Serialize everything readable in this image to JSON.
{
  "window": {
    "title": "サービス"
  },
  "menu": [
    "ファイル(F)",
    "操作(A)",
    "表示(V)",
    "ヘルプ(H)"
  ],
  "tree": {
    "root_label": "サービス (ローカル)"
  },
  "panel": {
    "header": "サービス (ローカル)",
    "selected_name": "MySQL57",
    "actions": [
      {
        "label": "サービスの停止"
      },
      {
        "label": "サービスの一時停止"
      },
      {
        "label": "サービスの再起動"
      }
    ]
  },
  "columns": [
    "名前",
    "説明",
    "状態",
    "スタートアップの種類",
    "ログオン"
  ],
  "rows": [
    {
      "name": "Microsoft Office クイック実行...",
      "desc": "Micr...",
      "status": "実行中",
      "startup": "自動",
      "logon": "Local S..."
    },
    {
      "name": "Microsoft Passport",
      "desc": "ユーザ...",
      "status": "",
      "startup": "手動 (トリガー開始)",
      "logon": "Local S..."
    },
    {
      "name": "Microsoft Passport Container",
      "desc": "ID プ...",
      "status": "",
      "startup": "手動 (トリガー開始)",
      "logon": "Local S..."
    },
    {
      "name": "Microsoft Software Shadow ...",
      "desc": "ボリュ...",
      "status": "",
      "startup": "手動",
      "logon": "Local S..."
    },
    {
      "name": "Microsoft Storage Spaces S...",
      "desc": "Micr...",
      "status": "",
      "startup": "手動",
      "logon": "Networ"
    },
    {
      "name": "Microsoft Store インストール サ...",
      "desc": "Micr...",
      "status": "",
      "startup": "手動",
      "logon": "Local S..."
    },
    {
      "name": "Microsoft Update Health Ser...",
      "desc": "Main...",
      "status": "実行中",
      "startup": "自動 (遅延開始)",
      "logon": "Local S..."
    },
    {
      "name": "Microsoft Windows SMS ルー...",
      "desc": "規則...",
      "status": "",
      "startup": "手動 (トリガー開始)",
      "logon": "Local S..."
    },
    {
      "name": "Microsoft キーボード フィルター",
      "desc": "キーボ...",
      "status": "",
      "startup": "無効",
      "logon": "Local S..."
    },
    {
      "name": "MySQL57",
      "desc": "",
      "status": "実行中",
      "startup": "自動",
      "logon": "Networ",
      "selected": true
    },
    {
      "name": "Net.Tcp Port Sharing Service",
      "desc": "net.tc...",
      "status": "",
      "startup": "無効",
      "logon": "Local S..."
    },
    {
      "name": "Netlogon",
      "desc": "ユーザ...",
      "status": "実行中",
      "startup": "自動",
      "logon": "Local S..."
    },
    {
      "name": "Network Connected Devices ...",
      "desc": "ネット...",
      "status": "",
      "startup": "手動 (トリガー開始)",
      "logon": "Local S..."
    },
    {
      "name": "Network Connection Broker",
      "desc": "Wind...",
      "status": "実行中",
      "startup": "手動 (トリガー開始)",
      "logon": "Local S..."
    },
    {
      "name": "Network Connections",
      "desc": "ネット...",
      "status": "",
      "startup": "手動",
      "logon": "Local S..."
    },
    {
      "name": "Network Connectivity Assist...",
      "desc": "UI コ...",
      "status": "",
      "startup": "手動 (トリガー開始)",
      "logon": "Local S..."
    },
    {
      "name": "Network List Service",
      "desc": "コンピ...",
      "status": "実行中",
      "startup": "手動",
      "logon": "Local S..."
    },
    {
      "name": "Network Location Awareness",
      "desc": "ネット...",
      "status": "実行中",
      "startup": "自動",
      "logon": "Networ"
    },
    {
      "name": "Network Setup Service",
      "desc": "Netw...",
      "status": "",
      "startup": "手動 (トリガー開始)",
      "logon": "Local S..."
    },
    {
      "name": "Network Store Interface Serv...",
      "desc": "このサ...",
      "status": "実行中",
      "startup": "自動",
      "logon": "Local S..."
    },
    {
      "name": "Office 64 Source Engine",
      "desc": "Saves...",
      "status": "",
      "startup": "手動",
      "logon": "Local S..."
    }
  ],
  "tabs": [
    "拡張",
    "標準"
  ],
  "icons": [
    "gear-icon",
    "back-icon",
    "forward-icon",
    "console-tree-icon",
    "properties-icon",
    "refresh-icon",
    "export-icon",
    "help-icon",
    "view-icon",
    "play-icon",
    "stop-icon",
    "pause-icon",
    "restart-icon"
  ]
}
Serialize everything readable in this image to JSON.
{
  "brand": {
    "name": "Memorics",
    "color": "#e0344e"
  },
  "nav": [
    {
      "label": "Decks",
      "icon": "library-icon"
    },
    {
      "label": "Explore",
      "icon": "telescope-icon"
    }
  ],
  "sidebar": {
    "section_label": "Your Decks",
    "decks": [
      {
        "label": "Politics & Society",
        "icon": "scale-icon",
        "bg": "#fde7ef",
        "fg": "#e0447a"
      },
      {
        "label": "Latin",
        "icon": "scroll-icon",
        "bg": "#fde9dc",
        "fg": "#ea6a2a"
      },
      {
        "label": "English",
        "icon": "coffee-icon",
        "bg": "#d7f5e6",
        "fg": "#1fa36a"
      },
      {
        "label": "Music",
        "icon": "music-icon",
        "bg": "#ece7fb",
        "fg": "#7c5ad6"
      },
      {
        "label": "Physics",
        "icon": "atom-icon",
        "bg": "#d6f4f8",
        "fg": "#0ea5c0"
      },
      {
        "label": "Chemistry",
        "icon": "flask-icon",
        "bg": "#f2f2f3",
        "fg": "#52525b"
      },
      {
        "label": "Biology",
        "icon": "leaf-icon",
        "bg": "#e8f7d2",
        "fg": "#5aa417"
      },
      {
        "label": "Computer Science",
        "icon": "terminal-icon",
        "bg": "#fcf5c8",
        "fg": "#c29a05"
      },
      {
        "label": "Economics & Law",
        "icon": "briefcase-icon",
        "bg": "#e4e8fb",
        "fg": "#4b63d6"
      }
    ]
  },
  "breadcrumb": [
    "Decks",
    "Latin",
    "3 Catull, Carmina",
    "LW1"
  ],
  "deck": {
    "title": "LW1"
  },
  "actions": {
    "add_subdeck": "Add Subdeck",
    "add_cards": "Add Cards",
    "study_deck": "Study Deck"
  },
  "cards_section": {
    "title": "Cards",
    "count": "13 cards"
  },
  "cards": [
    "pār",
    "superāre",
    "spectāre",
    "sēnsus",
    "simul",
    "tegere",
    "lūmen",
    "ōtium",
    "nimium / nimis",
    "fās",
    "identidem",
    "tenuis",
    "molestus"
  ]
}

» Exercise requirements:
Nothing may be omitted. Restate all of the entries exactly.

» Exercise result:
Serialize everything readable in this image to JSON.
{
  "window": {
    "title": "サービス"
  },
  "menu": [
    "ファイル(F)",
    "操作(A)",
    "表示(V)",
    "ヘルプ(H)"
  ],
  "tree": {
    "root_label": "サービス (ローカル)"
  },
  "panel": {
    "header": "サービス (ローカル)",
    "selected_name": "MySQL57",
    "actions": [
      {
        "label": "サービスの停止"
      },
      {
        "label": "サービスの一時停止"
      },
      {
        "label": "サービスの再起動"
      }
    ]
  },
  "columns": [
    "名前",
    "説明",
    "状態",
    "スタートアップの種類",
    "ログオン"
  ],
  "rows": [
    {
      "name": "Microsoft Office クイック実行...",
      "desc": "Micr...",
      "status": "実行中",
      "startup": "自動",
      "logon": "Local S..."
    },
    {
      "name": "Microsoft Passport",
      "desc": "ユーザ...",
      "status": "",
      "startup": "手動 (トリガー開始)",
      "logon": "Local S..."
    },
    {
      "name": "Microsoft Passport Container",
      "desc": "ID プ...",
      "status": "",
      "startup": "手動 (トリガー開始)",
      "logon": "Local S..."
    },
    {
      "name": "Microsoft Software Shadow ...",
      "desc": "ボリュ...",
      "status": "",
      "startup": "手動",
      "logon": "Local S..."
    },
    {
      "name": "Microsoft Storage Spaces S...",
      "desc": "Micr...",
      "status": "",
      "startup": "手動",
      "logon": "Networ"
    },
    {
      "name": "Microsoft Store インストール サ...",
      "desc": "Micr...",
      "status": "",
      "startup": "手動",
      "logon": "Local S..."
    },
    {
      "name": "Microsoft Update Health Ser...",
      "desc": "Main...",
      "status": "実行中",
      "startup": "自動 (遅延開始)",
      "logon": "Local S..."
    },
    {
      "name": "Microsoft Windows SMS ルー...",
      "desc": "規則...",
      "status": "",
      "startup": "手動 (トリガー開始)",
      "logon": "Local S..."
    },
    {
      "name": "Microsoft キーボード フィルター",
      "desc": "キーボ...",
      "status": "",
      "startup": "無効",
      "logon": "Local S..."
    },
    {
      "name": "MySQL57",
      "desc": "",
      "status": "実行中",
      "startup": "自動",
      "logon": "Networ",
      "selected": true
    },
    {
      "name": "Net.Tcp Port Sharing Service",
      "desc": "net.tc...",
      "status": "",
      "startup": "無効",
      "logon": "Local S..."
    },
    {
      "name": "Netlogon",
      "desc": "ユーザ...",
      "status": "実行中",
      "startup": "自動",
      "logon": "Local S..."
    },
    {
      "name": "Network Connected Devices ...",
      "desc": "ネット...",
      "status": "",
      "startup": "手動 (トリガー開始)",
      "logon": "Local S..."
    },
    {
      "name": "Network Connection Broker",
      "desc": "Wind...",
      "status": "実行中",
      "startup": "手動 (トリガー開始)",
      "logon": "Local S..."
    },
    {
      "name": "Network Connections",
      "desc": "ネット...",
      "status": "",
      "startup": "手動",
      "logon": "Local S..."
    },
    {
      "name": "Network Connectivity Assist...",
      "desc": "UI コ...",
      "status": "",
      "startup": "手動 (トリガー開始)",
      "logon": "Local S..."
    },
    {
      "name": "Network List Service",
      "desc": "コンピ...",
      "status": "実行中",
      "startup": "手動",
      "logon": "Local S..."
    },
    {
      "name": "Network Location Awareness",
      "desc": "ネット...",
      "status": "実行中",
      "startup": "自動",
      "logon": "Networ"
    },
    {
      "name": "Network Setup Service",
      "desc": "Netw...",
      "status": "",
      "startup": "手動 (トリガー開始)",
      "logon": "Local S..."
    },
    {
      "name": "Network Store Interface Serv...",
      "desc": "このサ...",
      "status": "実行中",
      "startup": "自動",
      "logon": "Local S..."
    },
    {
      "name": "Office 64 Source Engine",
      "desc": "Saves...",
      "status": "",
      "startup": "手動",
      "logon": "Local S..."
    }
  ],
  "tabs": [
    "拡張",
    "標準"
  ],
  "icons": [
    "gear-icon",
    "back-icon",
    "forward-icon",
    "console-tree-icon",
    "properties-icon",
    "refresh-icon",
    "export-icon",
    "help-icon",
    "view-icon",
    "play-icon",
    "stop-icon",
    "pause-icon",
    "restart-icon"
  ]
}
Serialize everything readable in this image to JSON.
{
  "brand": {
    "name": "Memorics",
    "color": "#e0344e"
  },
  "nav": [
    {
      "label": "Decks",
      "icon": "library-icon"
    },
    {
      "label": "Explore",
      "icon": "telescope-icon"
    }
  ],
  "sidebar": {
    "section_label": "Your Decks",
    "decks": [
      {
        "label": "Politics & Society",
        "icon": "scale-icon",
        "bg": "#fde7ef",
        "fg": "#e0447a"
      },
      {
        "label": "Latin",
        "icon": "scroll-icon",
        "bg": "#fde9dc",
        "fg": "#ea6a2a"
      },
      {
        "label": "English",
        "icon": "coffee-icon",
        "bg": "#d7f5e6",
        "fg": "#1fa36a"
      },
      {
        "label": "Music",
        "icon": "music-icon",
        "bg": "#ece7fb",
        "fg": "#7c5ad6"
      },
      {
        "label": "Physics",
        "icon": "atom-icon",
        "bg": "#d6f4f8",
        "fg": "#0ea5c0"
      },
      {
        "label": "Chemistry",
        "icon": "flask-icon",
        "bg": "#f2f2f3",
        "fg": "#52525b"
      },
      {
        "label": "Biology",
        "icon": "leaf-icon",
        "bg": "#e8f7d2",
        "fg": "#5aa417"
      },
      {
        "label": "Computer Science",
        "icon": "terminal-icon",
        "bg": "#fcf5c8",
        "fg": "#c29a05"
      },
      {
        "label": "Economics & Law",
        "icon": "briefcase-icon",
        "bg": "#e4e8fb",
        "fg": "#4b63d6"
      }
    ]
  },
  "breadcrumb": [
    "Decks",
    "Latin",
    "3 Catull, Carmina",
    "LW1"
  ],
  "deck": {
    "title": "LW1"
  },
  "actions": {
    "add_subdeck": "Add Subdeck",
    "add_cards": "Add Cards",
    "study_deck": "Study Deck"
  },
  "cards_section": {
    "title": "Cards",
    "count": "13 cards"
  },
  "cards": [
    "pār",
    "superāre",
    "spectāre",
    "sēnsus",
    "simul",
    "tegere",
    "lūmen",
    "ōtium",
    "nimium / nimis",
    "fās",
    "identidem",
    "tenuis",
    "molestus"
  ]
}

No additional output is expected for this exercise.